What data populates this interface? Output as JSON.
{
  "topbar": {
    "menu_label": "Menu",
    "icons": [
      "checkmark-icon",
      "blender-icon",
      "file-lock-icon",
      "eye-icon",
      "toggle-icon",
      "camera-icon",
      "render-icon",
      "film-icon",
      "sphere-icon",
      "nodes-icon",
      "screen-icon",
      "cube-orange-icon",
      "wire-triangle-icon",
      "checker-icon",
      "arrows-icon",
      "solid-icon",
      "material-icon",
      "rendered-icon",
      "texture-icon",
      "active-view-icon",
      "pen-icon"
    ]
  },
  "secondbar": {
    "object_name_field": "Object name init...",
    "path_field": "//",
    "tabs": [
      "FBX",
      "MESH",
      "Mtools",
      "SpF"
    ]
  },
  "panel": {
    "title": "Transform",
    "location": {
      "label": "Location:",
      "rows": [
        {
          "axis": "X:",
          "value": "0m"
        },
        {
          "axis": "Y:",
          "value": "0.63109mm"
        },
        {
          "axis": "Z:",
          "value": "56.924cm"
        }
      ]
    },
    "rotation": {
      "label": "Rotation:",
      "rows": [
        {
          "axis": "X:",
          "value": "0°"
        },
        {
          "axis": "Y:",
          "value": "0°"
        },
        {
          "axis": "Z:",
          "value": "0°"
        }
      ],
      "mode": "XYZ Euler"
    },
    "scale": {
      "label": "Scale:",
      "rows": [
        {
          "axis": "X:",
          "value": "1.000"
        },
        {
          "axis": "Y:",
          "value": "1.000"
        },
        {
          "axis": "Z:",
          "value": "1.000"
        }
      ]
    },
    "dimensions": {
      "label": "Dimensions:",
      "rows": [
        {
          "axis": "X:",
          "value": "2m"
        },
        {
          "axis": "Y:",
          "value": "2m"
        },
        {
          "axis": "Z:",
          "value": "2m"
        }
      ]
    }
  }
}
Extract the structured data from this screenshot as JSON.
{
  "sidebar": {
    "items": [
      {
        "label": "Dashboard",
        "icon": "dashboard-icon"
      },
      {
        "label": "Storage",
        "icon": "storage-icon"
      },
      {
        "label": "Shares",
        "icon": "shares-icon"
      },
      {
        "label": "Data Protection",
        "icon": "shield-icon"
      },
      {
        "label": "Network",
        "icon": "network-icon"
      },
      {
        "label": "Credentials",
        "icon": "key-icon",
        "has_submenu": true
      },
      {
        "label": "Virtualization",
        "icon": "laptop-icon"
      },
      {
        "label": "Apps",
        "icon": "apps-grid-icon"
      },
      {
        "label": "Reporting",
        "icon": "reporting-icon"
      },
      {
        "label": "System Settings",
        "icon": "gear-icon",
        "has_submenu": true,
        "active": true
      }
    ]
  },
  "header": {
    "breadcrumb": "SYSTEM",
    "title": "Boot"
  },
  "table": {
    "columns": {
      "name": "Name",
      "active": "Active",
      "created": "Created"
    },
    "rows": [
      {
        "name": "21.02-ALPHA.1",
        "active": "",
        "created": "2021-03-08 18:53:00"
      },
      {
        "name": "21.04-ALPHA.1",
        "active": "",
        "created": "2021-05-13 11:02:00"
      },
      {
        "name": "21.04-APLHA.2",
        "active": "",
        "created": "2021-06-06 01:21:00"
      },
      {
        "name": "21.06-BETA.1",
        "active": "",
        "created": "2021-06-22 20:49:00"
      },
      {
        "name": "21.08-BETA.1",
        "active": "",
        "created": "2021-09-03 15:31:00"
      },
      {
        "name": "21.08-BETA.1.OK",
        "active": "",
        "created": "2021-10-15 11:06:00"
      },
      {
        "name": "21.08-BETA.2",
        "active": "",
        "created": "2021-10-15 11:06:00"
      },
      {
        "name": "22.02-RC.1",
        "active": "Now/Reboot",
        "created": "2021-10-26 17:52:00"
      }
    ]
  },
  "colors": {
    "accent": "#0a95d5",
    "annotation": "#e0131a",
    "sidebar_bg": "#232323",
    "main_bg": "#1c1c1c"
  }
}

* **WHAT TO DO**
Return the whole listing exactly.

* **RESPONSE TO THIS TASK**
What data populates this interface? Output as JSON.
{
  "topbar": {
    "menu_label": "Menu",
    "icons": [
      "checkmark-icon",
      "blender-icon",
      "file-lock-icon",
      "eye-icon",
      "toggle-icon",
      "camera-icon",
      "render-icon",
      "film-icon",
      "sphere-icon",
      "nodes-icon",
      "screen-icon",
      "cube-orange-icon",
      "wire-triangle-icon",
      "checker-icon",
      "arrows-icon",
      "solid-icon",
      "material-icon",
      "rendered-icon",
      "texture-icon",
      "active-view-icon",
      "pen-icon"
    ]
  },
  "secondbar": {
    "object_name_field": "Object name init...",
    "path_field": "//",
    "tabs": [
      "FBX",
      "MESH",
      "Mtools",
      "SpF"
    ]
  },
  "panel": {
    "title": "Transform",
    "location": {
      "label": "Location:",
      "rows": [
        {
          "axis": "X:",
          "value": "0m"
        },
        {
          "axis": "Y:",
          "value": "0.63109mm"
        },
        {
          "axis": "Z:",
          "value": "56.924cm"
        }
      ]
    },
    "rotation": {
      "label": "Rotation:",
      "rows": [
        {
          "axis": "X:",
          "value": "0°"
        },
        {
          "axis": "Y:",
          "value": "0°"
        },
        {
          "axis": "Z:",
          "value": "0°"
        }
      ],
      "mode": "XYZ Euler"
    },
    "scale": {
      "label": "Scale:",
      "rows": [
        {
          "axis": "X:",
          "value": "1.000"
        },
        {
          "axis": "Y:",
          "value": "1.000"
        },
        {
          "axis": "Z:",
          "value": "1.000"
        }
      ]
    },
    "dimensions": {
      "label": "Dimensions:",
      "rows": [
        {
          "axis": "X:",
          "value": "2m"
        },
        {
          "axis": "Y:",
          "value": "2m"
        },
        {
          "axis": "Z:",
          "value": "2m"
        }
      ]
    }
  }
}
Extract the structured data from this screenshot as JSON.
{
  "sidebar": {
    "items": [
      {
        "label": "Dashboard",
        "icon": "dashboard-icon"
      },
      {
        "label": "Storage",
        "icon": "storage-icon"
      },
      {
        "label": "Shares",
        "icon": "shares-icon"
      },
      {
        "label": "Data Protection",
        "icon": "shield-icon"
      },
      {
        "label": "Network",
        "icon": "network-icon"
      },
      {
        "label": "Credentials",
        "icon": "key-icon",
        "has_submenu": true
      },
      {
        "label": "Virtualization",
        "icon": "laptop-icon"
      },
      {
        "label": "Apps",
        "icon": "apps-grid-icon"
      },
      {
        "label": "Reporting",
        "icon": "reporting-icon"
      },
      {
        "label": "System Settings",
        "icon": "gear-icon",
        "has_submenu": true,
        "active": true
      }
    ]
  },
  "header": {
    "breadcrumb": "SYSTEM",
    "title": "Boot"
  },
  "table": {
    "columns": {
      "name": "Name",
      "active": "Active",
      "created": "Created"
    },
    "rows": [
      {
        "name": "21.02-ALPHA.1",
        "active": "",
        "created": "2021-03-08 18:53:00"
      },
      {
        "name": "21.04-ALPHA.1",
        "active": "",
        "created": "2021-05-13 11:02:00"
      },
      {
        "name": "21.04-APLHA.2",
        "active": "",
        "created": "2021-06-06 01:21:00"
      },
      {
        "name": "21.06-BETA.1",
        "active": "",
        "created": "2021-06-22 20:49:00"
      },
      {
        "name": "21.08-BETA.1",
        "active": "",
        "created": "2021-09-03 15:31:00"
      },
      {
        "name": "21.08-BETA.1.OK",
        "active": "",
        "created": "2021-10-15 11:06:00"
      },
      {
        "name": "21.08-BETA.2",
        "active": "",
        "created": "2021-10-15 11:06:00"
      },
      {
        "name": "22.02-RC.1",
        "active": "Now/Reboot",
        "created": "2021-10-26 17:52:00"
      }
    ]
  },
  "colors": {
    "accent": "#0a95d5",
    "annotation": "#e0131a",
    "sidebar_bg": "#232323",
    "main_bg": "#1c1c1c"
  }
}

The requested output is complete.